My name is Anya Li, and here are the 3 common facts people know about me: 1) A cat lover 2) An urban hip hop dancer - see my stuff below! 3) A gamer.
I've been in the UX/UI Design field since 2016, and Graphic Design has been my side passion that widens my skillset as a visual designer. My experience comes from both corporate and startup, and I'm ready to tackle all kinds of various problems.
When I'm not designing or playing video games, I'm normally in a parking lot dancing! I use it as another avenue to express my creative juices. Over the past couple years, I have had opportunities to build urban dance sets for both exhibition and competitive teams. I'd love to share my process!
Step 1: Teaching Choreography
During a choreography workshop, I normally teach to a group of 40+ people. Teaching the choreography normally takes 90 minutes, and the last 30 minutes is dedicated for attendees to showcase what they've learned.
Step 2: Blocking for Set
After a dance team learns the choreography, the piece is blocked. This entails setting dancers in formations, adjusting choreography to enhance visuals, and adding transition movement.
Step 3: Cutting Music
An urban dance set is typically 5-6 minutes long entailing 5 different songs. Before the set is ready for performance, these songs must be cut and mixed together with seamless transitions.
Step 4: Cleaning
Many practices are hosted to rehearse the set before a showcase or competitive performance. This is required to synchronize everyone's movements and ensure clean visuals.
Step 4: Perform!
I have assisted in directing for both competitive and exhibition dance teams.

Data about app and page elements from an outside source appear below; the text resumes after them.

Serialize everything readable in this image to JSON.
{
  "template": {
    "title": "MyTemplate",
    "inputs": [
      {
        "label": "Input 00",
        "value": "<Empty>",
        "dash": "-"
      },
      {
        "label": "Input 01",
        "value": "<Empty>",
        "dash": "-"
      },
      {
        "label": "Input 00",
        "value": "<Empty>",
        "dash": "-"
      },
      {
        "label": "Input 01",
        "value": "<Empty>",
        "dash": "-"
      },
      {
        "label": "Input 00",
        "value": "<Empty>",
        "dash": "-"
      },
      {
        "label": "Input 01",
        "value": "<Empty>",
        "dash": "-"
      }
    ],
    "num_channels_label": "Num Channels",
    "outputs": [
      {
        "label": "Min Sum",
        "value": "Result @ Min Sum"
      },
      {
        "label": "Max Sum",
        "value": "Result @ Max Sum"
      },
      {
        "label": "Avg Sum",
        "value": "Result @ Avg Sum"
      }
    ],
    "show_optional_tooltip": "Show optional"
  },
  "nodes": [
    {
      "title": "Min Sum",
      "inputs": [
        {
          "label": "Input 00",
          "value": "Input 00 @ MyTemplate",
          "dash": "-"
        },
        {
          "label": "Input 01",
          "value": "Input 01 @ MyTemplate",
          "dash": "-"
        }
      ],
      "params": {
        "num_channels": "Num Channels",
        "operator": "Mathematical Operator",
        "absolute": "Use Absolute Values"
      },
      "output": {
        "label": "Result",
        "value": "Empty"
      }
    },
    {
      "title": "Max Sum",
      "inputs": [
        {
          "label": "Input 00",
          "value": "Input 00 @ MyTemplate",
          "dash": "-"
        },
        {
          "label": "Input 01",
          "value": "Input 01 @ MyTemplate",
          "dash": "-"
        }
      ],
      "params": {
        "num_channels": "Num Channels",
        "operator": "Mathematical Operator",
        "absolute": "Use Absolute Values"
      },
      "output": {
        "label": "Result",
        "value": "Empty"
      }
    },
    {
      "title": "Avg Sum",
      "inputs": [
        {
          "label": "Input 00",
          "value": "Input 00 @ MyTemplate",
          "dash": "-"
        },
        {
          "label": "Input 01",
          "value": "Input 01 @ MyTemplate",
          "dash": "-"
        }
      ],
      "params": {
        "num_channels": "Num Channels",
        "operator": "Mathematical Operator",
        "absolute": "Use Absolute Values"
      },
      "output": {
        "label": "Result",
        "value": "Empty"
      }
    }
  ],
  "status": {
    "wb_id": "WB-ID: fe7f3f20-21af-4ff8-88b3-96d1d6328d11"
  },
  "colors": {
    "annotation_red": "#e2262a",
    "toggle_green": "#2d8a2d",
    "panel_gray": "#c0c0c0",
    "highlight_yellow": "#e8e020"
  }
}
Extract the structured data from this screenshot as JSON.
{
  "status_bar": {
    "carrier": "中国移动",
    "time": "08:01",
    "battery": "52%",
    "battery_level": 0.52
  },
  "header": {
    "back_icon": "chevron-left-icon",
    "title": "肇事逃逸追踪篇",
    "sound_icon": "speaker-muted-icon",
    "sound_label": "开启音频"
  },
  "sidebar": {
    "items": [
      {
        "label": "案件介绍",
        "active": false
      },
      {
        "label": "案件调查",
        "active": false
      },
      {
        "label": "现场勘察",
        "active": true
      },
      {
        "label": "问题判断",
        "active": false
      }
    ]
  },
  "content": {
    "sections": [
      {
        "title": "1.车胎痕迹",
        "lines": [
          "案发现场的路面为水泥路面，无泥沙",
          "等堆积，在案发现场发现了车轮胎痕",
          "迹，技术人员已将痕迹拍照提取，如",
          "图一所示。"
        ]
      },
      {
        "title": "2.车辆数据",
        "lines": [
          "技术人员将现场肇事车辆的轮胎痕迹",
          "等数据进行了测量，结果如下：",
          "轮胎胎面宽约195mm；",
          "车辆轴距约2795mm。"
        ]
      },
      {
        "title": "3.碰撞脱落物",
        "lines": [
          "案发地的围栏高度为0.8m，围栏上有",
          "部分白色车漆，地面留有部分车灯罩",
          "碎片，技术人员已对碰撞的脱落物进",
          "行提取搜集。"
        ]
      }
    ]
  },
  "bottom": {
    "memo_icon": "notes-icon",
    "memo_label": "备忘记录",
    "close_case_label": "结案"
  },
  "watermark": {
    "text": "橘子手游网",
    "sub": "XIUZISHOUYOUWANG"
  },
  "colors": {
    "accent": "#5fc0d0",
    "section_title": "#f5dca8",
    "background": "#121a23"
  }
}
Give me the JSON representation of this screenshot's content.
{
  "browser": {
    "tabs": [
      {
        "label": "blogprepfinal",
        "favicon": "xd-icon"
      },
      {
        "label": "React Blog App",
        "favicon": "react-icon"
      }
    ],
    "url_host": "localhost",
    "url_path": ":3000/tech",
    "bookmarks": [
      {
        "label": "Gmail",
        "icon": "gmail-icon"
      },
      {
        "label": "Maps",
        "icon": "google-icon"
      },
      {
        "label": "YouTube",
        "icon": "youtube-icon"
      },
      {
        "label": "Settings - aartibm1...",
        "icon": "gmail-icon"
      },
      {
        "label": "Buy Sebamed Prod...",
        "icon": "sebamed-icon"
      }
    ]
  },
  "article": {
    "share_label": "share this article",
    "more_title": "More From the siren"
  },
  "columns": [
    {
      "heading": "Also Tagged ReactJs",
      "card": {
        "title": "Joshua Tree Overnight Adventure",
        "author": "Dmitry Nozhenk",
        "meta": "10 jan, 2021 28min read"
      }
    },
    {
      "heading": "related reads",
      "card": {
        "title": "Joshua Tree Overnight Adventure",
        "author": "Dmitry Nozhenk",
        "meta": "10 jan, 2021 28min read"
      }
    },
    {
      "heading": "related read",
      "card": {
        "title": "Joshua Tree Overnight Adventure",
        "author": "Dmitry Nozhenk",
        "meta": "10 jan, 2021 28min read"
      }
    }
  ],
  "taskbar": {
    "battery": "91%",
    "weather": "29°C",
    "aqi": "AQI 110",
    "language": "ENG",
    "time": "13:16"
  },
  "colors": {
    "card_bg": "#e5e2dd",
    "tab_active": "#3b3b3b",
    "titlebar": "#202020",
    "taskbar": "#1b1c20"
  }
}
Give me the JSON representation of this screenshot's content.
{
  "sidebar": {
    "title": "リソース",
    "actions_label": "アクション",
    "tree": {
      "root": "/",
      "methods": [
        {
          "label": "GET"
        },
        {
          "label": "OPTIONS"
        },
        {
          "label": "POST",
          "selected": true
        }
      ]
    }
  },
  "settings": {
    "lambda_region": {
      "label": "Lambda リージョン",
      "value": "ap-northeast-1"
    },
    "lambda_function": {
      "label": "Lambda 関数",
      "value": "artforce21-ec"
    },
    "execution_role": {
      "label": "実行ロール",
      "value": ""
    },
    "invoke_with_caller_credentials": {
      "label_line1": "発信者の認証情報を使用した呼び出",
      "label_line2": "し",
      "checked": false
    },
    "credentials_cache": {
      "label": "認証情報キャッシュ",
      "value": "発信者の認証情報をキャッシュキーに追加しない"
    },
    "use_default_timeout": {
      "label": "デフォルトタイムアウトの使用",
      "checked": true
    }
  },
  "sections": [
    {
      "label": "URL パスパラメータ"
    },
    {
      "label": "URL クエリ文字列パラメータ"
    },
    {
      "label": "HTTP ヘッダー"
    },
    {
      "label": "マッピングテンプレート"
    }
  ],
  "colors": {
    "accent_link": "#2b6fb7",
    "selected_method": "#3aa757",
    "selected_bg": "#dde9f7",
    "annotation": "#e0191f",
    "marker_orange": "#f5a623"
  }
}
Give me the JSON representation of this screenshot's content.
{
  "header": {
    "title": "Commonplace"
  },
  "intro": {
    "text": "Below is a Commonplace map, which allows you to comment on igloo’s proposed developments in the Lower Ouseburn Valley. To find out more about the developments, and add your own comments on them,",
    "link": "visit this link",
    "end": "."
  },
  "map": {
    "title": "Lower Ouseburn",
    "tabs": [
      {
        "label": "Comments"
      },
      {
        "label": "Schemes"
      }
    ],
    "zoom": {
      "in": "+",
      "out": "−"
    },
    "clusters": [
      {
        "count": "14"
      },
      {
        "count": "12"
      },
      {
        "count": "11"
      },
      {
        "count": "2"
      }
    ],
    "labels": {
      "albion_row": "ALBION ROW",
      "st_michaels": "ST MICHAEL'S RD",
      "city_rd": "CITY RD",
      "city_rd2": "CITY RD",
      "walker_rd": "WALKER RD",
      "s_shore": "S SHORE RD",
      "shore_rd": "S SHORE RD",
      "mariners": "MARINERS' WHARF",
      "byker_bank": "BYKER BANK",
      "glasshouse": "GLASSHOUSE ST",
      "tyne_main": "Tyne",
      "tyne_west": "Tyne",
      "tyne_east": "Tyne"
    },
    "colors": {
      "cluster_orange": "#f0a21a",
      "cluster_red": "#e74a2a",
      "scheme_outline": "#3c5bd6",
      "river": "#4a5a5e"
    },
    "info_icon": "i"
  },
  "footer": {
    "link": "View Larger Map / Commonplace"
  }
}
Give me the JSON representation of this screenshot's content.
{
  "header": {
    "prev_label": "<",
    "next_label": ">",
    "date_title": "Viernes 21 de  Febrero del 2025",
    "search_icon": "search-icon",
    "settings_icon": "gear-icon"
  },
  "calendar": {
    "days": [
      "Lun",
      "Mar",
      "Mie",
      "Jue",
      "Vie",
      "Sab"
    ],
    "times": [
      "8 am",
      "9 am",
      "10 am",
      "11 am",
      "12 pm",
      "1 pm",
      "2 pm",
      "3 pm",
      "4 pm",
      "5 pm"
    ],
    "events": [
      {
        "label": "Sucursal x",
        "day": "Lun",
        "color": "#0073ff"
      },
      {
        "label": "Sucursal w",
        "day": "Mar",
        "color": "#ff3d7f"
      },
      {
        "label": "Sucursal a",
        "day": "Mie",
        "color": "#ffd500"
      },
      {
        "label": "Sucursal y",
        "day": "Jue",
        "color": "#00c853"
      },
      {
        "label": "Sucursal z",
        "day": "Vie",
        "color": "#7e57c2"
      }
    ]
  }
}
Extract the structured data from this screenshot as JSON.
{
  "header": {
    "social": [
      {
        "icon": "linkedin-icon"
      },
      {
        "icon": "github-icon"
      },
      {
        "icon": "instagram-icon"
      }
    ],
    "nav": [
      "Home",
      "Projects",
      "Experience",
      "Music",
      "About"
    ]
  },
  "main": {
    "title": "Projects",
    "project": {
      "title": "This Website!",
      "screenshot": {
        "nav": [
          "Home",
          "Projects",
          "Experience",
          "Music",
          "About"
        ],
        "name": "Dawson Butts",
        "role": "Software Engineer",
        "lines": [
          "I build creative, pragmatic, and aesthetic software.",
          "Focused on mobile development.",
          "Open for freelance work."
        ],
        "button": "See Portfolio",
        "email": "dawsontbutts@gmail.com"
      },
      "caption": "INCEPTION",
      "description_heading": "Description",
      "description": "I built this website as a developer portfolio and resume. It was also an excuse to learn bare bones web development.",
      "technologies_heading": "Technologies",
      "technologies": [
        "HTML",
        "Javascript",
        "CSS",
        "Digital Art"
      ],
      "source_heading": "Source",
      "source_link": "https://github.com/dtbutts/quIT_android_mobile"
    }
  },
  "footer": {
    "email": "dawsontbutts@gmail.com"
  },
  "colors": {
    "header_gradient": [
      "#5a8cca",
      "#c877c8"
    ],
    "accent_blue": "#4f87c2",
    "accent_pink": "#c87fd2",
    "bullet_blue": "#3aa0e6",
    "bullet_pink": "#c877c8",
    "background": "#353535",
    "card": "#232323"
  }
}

I began dancing with a beginner team my first year at UCLA undergrad and later grew to become a director during my fourth year!